Reports seem to indicate the iBookstore is starting to gradually increase its market share as well as several other ebook retailers. 

For self-published indie authors who wish to take advantage of these opportunities, the biggest hurdles are the time involved to upload titles and in the case of some ebook retailers, only publishing companies can list and sell titles, a practice that excludes indie and self-published authors.

Some authors have worked around these two drawbacks by using Smashwords. The issue with this was Smashword's "meatgrinder" produced files that were unattractive to read after going through the conversion process.
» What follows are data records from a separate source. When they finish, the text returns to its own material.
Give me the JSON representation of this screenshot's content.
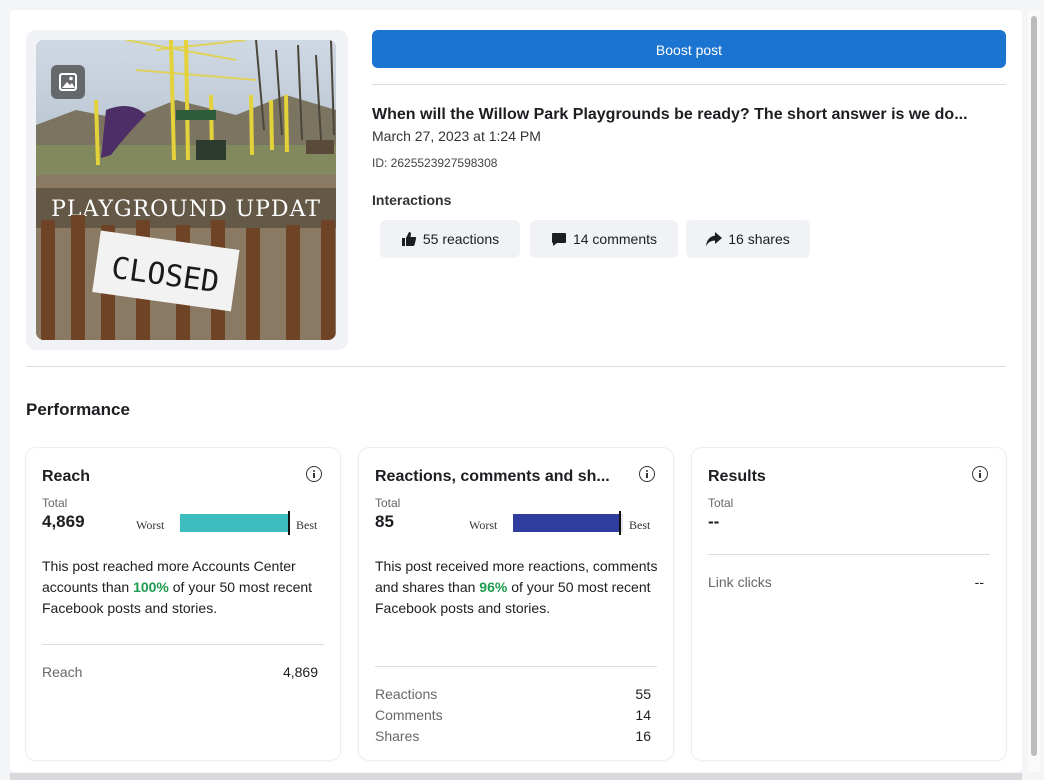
{
  "boost_button": "Boost post",
  "post": {
    "title": "When will the Willow Park Playgrounds be ready? The short answer is we do...",
    "date": "March 27, 2023 at 1:24 PM",
    "id": "ID: 2625523927598308",
    "image_text": {
      "banner": "PLAYGROUND UPDAT",
      "sign": "CLOSED"
    }
  },
  "interactions": {
    "label": "Interactions",
    "reactions": "55 reactions",
    "comments": "14 comments",
    "shares": "16 shares"
  },
  "performance": {
    "title": "Performance",
    "reach": {
      "title": "Reach",
      "total_label": "Total",
      "total": "4,869",
      "worst": "Worst",
      "best": "Best",
      "bar_color": "#3dbdbd",
      "bar_level": 1.0,
      "desc_before": "This post reached more Accounts Center accounts than ",
      "desc_pct": "100%",
      "desc_after": " of your 50 most recent Facebook posts and stories.",
      "row_label": "Reach",
      "row_value": "4,869"
    },
    "engagement": {
      "title": "Reactions, comments and sh...",
      "total_label": "Total",
      "total": "85",
      "worst": "Worst",
      "best": "Best",
      "bar_color": "#2f3d9e",
      "bar_level": 0.96,
      "desc_before": "This post received more reactions, comments and shares than ",
      "desc_pct": "96%",
      "desc_after": " of your 50 most recent Facebook posts and stories.",
      "rows": [
        {
          "label": "Reactions",
          "value": "55"
        },
        {
          "label": "Comments",
          "value": "14"
        },
        {
          "label": "Shares",
          "value": "16"
        }
      ]
    },
    "results": {
      "title": "Results",
      "total_label": "Total",
      "total": "--",
      "row_label": "Link clicks",
      "row_value": "--"
    }
  },
  "icons": [
    "image-icon",
    "thumbs-up-icon",
    "comment-icon",
    "share-icon",
    "info-icon"
  ]
}
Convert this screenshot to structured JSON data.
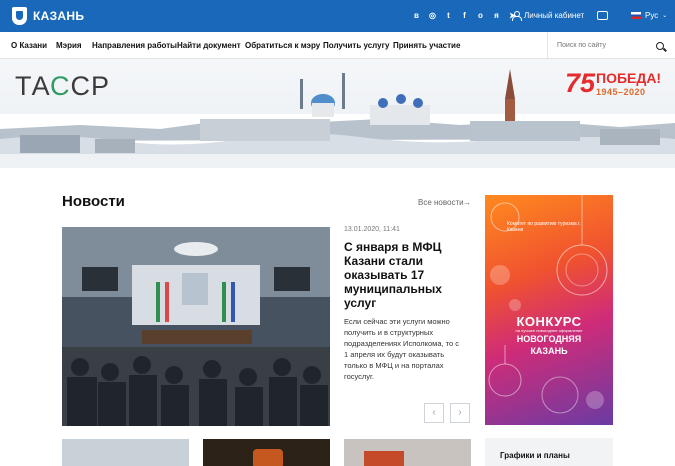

An alternative approach that I think might be better is to use BookBaby for ebook distribution. The basic package, priced at $99, allows me to upload my publishing-ready files to BookBaby who will then distribute my books to the following ebook retailers:
  • Amazon Kindle
  • Barnes and Noble Nook
  • Scribd.
  • Pagepusher
  • iBookstore
  • eSentral - SE Asia ebook retailer
  • eBookPie
  • Baker & Taylor
  • Kobo
  • Reader
  • Copia
For the price, increasing the distribution of one of my books to an additional nine retailers is worth experimenting with. To not have to open nine new accounts, learn to use nine new systems and to gain access to iBookstore, I think it might well be worth the $99.

The added benefit is I receive 100% of my royalties. Bookbaby allows me to set the dollar threshold for when I get paid. Once my royalties hit that threshold, I am paid the following Monday.

Saturday, November 16, 2013

Ingram Spark and Barnes and Noble - A Different Perspective

As the self-publishing industry has evolved, print-on-demand, POD, what was once largely the domain of Lightning Source, LSI. Amazon moved into the POD business with its purchase of Booksurge which became CreateSpace, CS.  LSI's parent company, Ingram, is hoping to reshape the POD market to some degree with the creation of Ingram Spark (Spark).

LSI is a more difficult platform for self-publishing authors to use while CreateSpace was designed to be highly user-friendly for authors. LSI's platform was intended for publishers who desired to keep slow selling backlists in print and as a venue for small publishers to gain distribution.

CreateSpace's advantage for authors, and some small publishers, is its direct access to Amazon. Since most self-published authors realize there is little to no market for their books in traditional brick and mortar bookstores, the ability to distribute directly to Amazon was not only essential, it was a game changer as it allows authors to have access to both customers and Amazon's amazing marketing software.

So why did authors want to self-publish with LSI? Simple, the ability to control the discount of the list price. Distribution to bookstores requires a 55% discount. LSI allowed authors to decline returns and set a discount as low as 20%, increasing the profit margin for authors.

CreateSpace does not allow authors this luxury. The discount to Amazon is a pre-set 40% and the discount for expanded distribution is 60%.

While initial views of Ingram Spark by such traditional POD gurus as Aaron Shepard have not been particularly positive, largely because Ingram Spark requires the 55% discount, there is another reason to consider Spark.

If you really think your book has a chance to sell in traditional bookstores, Spark will provide that access. Additionally, if the 5% difference in discount for sales via Barnes and Noble is worth it to you, then Spark might be worth looking into, particularly if your titles sell as well, or better, than on Amazon.

Where Spark seems to miss the boat is the mandatory 40% discount required on ebooks. I am willing to experiment with my next paperback, due to come out in July or August of 2014, by using Spark instead of CS. I am not going to bother with Spark for ebook distribution when I can load my ebook versions directly to Amazon's KDP and Barnes and Nobles Nook Press directly for 70% and 65% royalties respectively.

If Ingram Books wants Spark to grow and compete with CS and even Lulu, it will have to adjust some of its policies and make certain the user interface provided for authors and small publishers is every bit as easy to use as that of its prime competitor, CS.

For authors interested in learning more about Spark, check out Spark's site, and the initial review of Spark by Aaron Shepard and Joel Friedlander, The Book Maker.